On some of the songs, the Hi-Lo’s-like harmonization of the back-up singers deepens their richness, while on others Pizzarelli’s friend Harry Allen adopts Stan Getz-like warmness in his solos that connect the singing segments. After a closer look at the liner notes, it becomes apparent that one of the back-up singers is none other than the grandson of Antonio Carlos Jobim. Pizzarelli features Daniel Jobim on the Portuguese chorus of "The Girl From Ipanema," recalling Pizzarelli’s visits to Brazil when the audiences sang along in their native tongue.
Pizzarelli performs "Aquelas Coisas Todas" entirely on guitar, celebrating the Brazilians’ talent for transforming the instrument’s acoustic sound in a way that’s instantly recognizable as originating from that country.
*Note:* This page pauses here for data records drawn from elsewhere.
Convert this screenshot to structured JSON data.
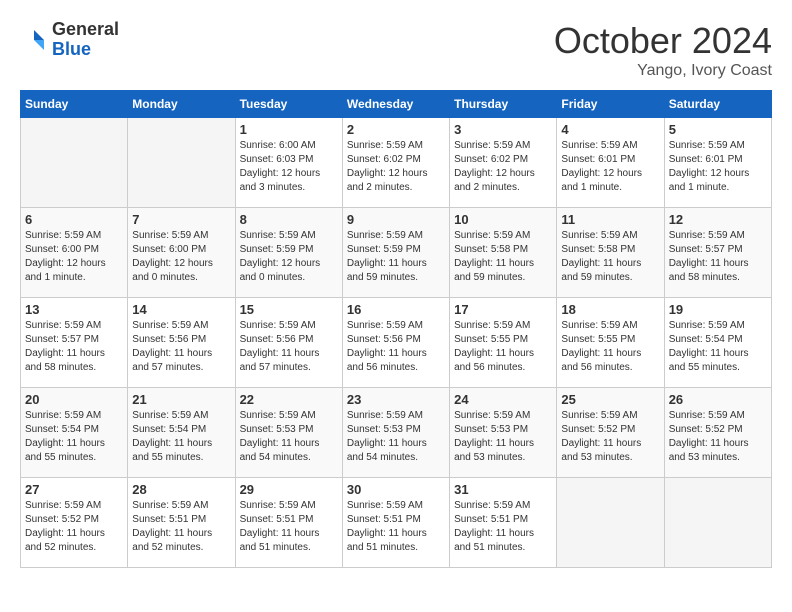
{
  "logo": {
    "general": "General",
    "blue": "Blue"
  },
  "title": "October 2024",
  "subtitle": "Yango, Ivory Coast",
  "days_header": [
    "Sunday",
    "Monday",
    "Tuesday",
    "Wednesday",
    "Thursday",
    "Friday",
    "Saturday"
  ],
  "weeks": [
    [
      {
        "day": "",
        "info": ""
      },
      {
        "day": "",
        "info": ""
      },
      {
        "day": "1",
        "info": "Sunrise: 6:00 AM\nSunset: 6:03 PM\nDaylight: 12 hours and 3 minutes."
      },
      {
        "day": "2",
        "info": "Sunrise: 5:59 AM\nSunset: 6:02 PM\nDaylight: 12 hours and 2 minutes."
      },
      {
        "day": "3",
        "info": "Sunrise: 5:59 AM\nSunset: 6:02 PM\nDaylight: 12 hours and 2 minutes."
      },
      {
        "day": "4",
        "info": "Sunrise: 5:59 AM\nSunset: 6:01 PM\nDaylight: 12 hours and 1 minute."
      },
      {
        "day": "5",
        "info": "Sunrise: 5:59 AM\nSunset: 6:01 PM\nDaylight: 12 hours and 1 minute."
      }
    ],
    [
      {
        "day": "6",
        "info": "Sunrise: 5:59 AM\nSunset: 6:00 PM\nDaylight: 12 hours and 1 minute."
      },
      {
        "day": "7",
        "info": "Sunrise: 5:59 AM\nSunset: 6:00 PM\nDaylight: 12 hours and 0 minutes."
      },
      {
        "day": "8",
        "info": "Sunrise: 5:59 AM\nSunset: 5:59 PM\nDaylight: 12 hours and 0 minutes."
      },
      {
        "day": "9",
        "info": "Sunrise: 5:59 AM\nSunset: 5:59 PM\nDaylight: 11 hours and 59 minutes."
      },
      {
        "day": "10",
        "info": "Sunrise: 5:59 AM\nSunset: 5:58 PM\nDaylight: 11 hours and 59 minutes."
      },
      {
        "day": "11",
        "info": "Sunrise: 5:59 AM\nSunset: 5:58 PM\nDaylight: 11 hours and 59 minutes."
      },
      {
        "day": "12",
        "info": "Sunrise: 5:59 AM\nSunset: 5:57 PM\nDaylight: 11 hours and 58 minutes."
      }
    ],
    [
      {
        "day": "13",
        "info": "Sunrise: 5:59 AM\nSunset: 5:57 PM\nDaylight: 11 hours and 58 minutes."
      },
      {
        "day": "14",
        "info": "Sunrise: 5:59 AM\nSunset: 5:56 PM\nDaylight: 11 hours and 57 minutes."
      },
      {
        "day": "15",
        "info": "Sunrise: 5:59 AM\nSunset: 5:56 PM\nDaylight: 11 hours and 57 minutes."
      },
      {
        "day": "16",
        "info": "Sunrise: 5:59 AM\nSunset: 5:56 PM\nDaylight: 11 hours and 56 minutes."
      },
      {
        "day": "17",
        "info": "Sunrise: 5:59 AM\nSunset: 5:55 PM\nDaylight: 11 hours and 56 minutes."
      },
      {
        "day": "18",
        "info": "Sunrise: 5:59 AM\nSunset: 5:55 PM\nDaylight: 11 hours and 56 minutes."
      },
      {
        "day": "19",
        "info": "Sunrise: 5:59 AM\nSunset: 5:54 PM\nDaylight: 11 hours and 55 minutes."
      }
    ],
    [
      {
        "day": "20",
        "info": "Sunrise: 5:59 AM\nSunset: 5:54 PM\nDaylight: 11 hours and 55 minutes."
      },
      {
        "day": "21",
        "info": "Sunrise: 5:59 AM\nSunset: 5:54 PM\nDaylight: 11 hours and 55 minutes."
      },
      {
        "day": "22",
        "info": "Sunrise: 5:59 AM\nSunset: 5:53 PM\nDaylight: 11 hours and 54 minutes."
      },
      {
        "day": "23",
        "info": "Sunrise: 5:59 AM\nSunset: 5:53 PM\nDaylight: 11 hours and 54 minutes."
      },
      {
        "day": "24",
        "info": "Sunrise: 5:59 AM\nSunset: 5:53 PM\nDaylight: 11 hours and 53 minutes."
      },
      {
        "day": "25",
        "info": "Sunrise: 5:59 AM\nSunset: 5:52 PM\nDaylight: 11 hours and 53 minutes."
      },
      {
        "day": "26",
        "info": "Sunrise: 5:59 AM\nSunset: 5:52 PM\nDaylight: 11 hours and 53 minutes."
      }
    ],
    [
      {
        "day": "27",
        "info": "Sunrise: 5:59 AM\nSunset: 5:52 PM\nDaylight: 11 hours and 52 minutes."
      },
      {
        "day": "28",
        "info": "Sunrise: 5:59 AM\nSunset: 5:51 PM\nDaylight: 11 hours and 52 minutes."
      },
      {
        "day": "29",
        "info": "Sunrise: 5:59 AM\nSunset: 5:51 PM\nDaylight: 11 hours and 51 minutes."
      },
      {
        "day": "30",
        "info": "Sunrise: 5:59 AM\nSunset: 5:51 PM\nDaylight: 11 hours and 51 minutes."
      },
      {
        "day": "31",
        "info": "Sunrise: 5:59 AM\nSunset: 5:51 PM\nDaylight: 11 hours and 51 minutes."
      },
      {
        "day": "",
        "info": ""
      },
      {
        "day": "",
        "info": ""
      }
    ]
  ]
}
Just as important, Pizzarelli sets the stage on "Aquelas Coisas Todas" for famed Brazilian pianist César Camargo Mariano to remind listeners of his involvement in some of the classic Brazilian recordings, particularly those with Elis Regina. Even though Pizzarelli’s trio normally performs without drums, on Bossa Nova he has included frequent Jobim drummer Paulinho Braga throughout the project, while adding Jim Saporito for an even higher degree of percussiveness, so unique are the range of percussive instruments associated with Brazilian music.
As the John Pizzarelli Trio’s profile continues its ascent, becoming in the process one of the generation’s best-known jazz groups even as it bases its style on that of recording artists from previous generations, the public no doubt will be seeing and hearing more from its members in the near future during an intensive interviewing schedule (including an appearance on The Tonight Show) and the resulting Bossa Nova U.S. tour. The culmination of decades of preparation, Bossa Nova no doubt will generate heightened exposure for the trio and possibly once again for the musical form itself.